As many of you may know, there are two ways of contacting Intel AMT: The remote network interface and the local LMS/HECI interface. These interfaces are very different; the remote interface that is available thru the wired and sometimes wireless Ethernet and is rich with features while the local Intel AMT interface is very limited. Intel AMT was designed this way from the start for security. Intel AMT acting as an IT agent on desktops and laptops could not be allowed to be meddled with by the local user or local applications that could try to use or deactivate Intel AMT. That at least was the original design intent.

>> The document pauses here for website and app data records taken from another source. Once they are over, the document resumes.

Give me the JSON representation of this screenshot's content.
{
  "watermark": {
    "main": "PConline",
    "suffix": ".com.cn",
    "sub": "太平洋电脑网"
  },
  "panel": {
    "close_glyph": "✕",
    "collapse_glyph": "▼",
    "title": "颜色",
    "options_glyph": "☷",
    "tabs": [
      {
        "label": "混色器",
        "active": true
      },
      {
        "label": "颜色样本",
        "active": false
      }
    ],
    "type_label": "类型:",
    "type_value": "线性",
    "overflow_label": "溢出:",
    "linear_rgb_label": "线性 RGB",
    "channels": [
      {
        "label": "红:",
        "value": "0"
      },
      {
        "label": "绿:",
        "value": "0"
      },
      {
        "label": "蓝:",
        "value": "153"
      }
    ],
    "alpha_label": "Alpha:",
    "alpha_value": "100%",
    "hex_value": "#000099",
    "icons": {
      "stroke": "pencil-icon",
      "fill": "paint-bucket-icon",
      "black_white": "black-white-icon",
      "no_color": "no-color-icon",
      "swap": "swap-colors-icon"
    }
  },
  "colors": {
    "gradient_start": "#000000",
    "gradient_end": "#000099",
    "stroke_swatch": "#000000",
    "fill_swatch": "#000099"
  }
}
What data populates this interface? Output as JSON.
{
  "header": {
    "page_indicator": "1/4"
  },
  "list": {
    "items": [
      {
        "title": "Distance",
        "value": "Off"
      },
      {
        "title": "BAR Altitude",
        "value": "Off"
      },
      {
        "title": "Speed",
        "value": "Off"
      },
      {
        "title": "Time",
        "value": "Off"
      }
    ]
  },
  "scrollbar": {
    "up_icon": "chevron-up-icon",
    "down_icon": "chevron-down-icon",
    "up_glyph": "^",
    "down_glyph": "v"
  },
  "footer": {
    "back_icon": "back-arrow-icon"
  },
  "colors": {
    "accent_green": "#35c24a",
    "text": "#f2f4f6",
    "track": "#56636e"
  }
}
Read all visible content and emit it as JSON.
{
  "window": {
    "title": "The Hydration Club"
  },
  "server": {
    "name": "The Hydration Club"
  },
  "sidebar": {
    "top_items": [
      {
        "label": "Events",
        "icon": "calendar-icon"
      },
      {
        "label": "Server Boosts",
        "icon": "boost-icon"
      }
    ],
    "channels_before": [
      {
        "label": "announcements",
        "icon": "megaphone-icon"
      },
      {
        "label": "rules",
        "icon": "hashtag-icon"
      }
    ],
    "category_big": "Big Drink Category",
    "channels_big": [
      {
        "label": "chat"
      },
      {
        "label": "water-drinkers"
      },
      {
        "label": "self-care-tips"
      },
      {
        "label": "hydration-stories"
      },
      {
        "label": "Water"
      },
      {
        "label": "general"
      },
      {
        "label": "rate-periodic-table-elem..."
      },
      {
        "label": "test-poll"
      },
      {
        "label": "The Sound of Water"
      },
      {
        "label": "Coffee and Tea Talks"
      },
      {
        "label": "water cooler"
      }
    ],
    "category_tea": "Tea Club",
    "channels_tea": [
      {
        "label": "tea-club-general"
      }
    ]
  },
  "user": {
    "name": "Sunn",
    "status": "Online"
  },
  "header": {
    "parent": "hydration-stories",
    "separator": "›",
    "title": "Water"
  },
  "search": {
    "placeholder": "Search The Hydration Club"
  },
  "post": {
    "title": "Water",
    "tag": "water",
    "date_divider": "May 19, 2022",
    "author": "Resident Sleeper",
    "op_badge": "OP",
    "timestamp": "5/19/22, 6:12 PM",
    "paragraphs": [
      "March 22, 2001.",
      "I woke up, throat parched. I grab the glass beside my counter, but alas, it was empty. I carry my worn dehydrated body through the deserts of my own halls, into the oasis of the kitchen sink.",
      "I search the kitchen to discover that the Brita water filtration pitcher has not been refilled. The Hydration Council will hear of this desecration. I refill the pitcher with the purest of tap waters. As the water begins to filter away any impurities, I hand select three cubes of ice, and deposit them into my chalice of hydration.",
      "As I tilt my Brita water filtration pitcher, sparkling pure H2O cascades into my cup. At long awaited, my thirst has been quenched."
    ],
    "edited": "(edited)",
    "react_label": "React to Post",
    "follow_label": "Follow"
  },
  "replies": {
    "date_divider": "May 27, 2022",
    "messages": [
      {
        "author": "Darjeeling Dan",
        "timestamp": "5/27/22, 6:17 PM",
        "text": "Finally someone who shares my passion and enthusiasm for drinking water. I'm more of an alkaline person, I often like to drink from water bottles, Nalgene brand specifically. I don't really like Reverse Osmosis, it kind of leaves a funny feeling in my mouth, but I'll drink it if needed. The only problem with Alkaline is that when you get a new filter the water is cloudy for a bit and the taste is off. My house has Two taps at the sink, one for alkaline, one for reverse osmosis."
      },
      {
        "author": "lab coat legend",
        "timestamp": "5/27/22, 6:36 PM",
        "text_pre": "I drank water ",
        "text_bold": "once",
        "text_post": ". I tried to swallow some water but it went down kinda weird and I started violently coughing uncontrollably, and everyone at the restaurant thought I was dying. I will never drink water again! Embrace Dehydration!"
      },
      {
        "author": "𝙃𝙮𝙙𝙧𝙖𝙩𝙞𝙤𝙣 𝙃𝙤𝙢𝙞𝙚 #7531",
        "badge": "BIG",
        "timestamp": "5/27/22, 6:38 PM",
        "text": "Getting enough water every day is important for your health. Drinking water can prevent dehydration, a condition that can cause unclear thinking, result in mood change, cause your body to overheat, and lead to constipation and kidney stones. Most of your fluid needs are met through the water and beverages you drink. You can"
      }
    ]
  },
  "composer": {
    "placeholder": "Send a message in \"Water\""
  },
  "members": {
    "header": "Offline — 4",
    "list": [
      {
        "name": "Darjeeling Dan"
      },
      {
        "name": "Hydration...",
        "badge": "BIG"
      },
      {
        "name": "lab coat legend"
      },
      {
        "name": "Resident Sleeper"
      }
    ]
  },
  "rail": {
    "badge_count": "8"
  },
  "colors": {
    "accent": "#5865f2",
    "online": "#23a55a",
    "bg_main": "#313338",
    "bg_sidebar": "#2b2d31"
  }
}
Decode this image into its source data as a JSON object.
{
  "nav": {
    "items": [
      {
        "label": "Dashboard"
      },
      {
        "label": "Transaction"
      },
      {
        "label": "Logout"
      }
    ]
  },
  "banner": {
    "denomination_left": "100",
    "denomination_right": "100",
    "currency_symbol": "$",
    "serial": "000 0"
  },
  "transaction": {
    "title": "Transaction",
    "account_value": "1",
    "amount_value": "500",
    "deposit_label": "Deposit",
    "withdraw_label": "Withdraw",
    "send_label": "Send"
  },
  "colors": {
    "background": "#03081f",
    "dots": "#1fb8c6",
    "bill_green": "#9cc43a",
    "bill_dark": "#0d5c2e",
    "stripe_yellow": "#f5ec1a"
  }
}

Times have changed it seems and many users of Intel AMT don’t see local users and applications as being always hostile. There are many reasons why it would be very interesting to access all of the features of Intel AMT locally. For example
If the user changes the name of the computer is the OS, it would be nice to have a local agent sync up the Intel AMT network with the OS name automatically. This way, when the computer goes to sleep next, Intel AMT will report the correct new name.
Circuit breaker policies could be used as a local firewall implemented in hardware. Set it once and the gigabit network chip does all the filtering and counters at gigabit speeds.
On a mobile platform, wireless profiles could also be synched up automatically. The user adds a new wireless profile with a WPA key and this profile is automatically added to Intel AMT.
Enterprise provisioning of Intel AMT could be done entirely locally using local software removing the need for complicated centralized servers.
Instead of seeing the local user as hostile, the local application now cooperate to setup Intel AMT so that if something goes wrong, it’s ready to be used to recover the computer. All this and more would be possible if Intel AMT allows the local applications full access to all the remote interface features.
A local application can’t simply connect to TCP port 16992 or 16993 and access all of the Intel AMT features since the traffic has to flow thru the gigabit network interface. Connecting to 127.0.0.1 will not work, that will access the more limited local interface.
A solution is to use a reflection application like Intel DTK Network Reflector found in the Intel AMT DTK. This tool runs on a central always on server and simply reflects back all TCP connections back to the source on ports 16992 to 16995. Using this tool an Intel AMT console or even a web browser can connect to "http://reflector:16992" and log into its own Intel AMT remote services. However, there are issues with this solution: You need this reflector tool running and know where on the network it is running. Also, a rogue application could log into the remote interface and put an annoying circuit breaker policy to drop all packets, etc.
In the future, Intel AMT itself could be modified to allow all services on the local interface removing the need for the reflector. There are security considerations of course, but feedback from users of Intel AMT on this idea would be appreciated.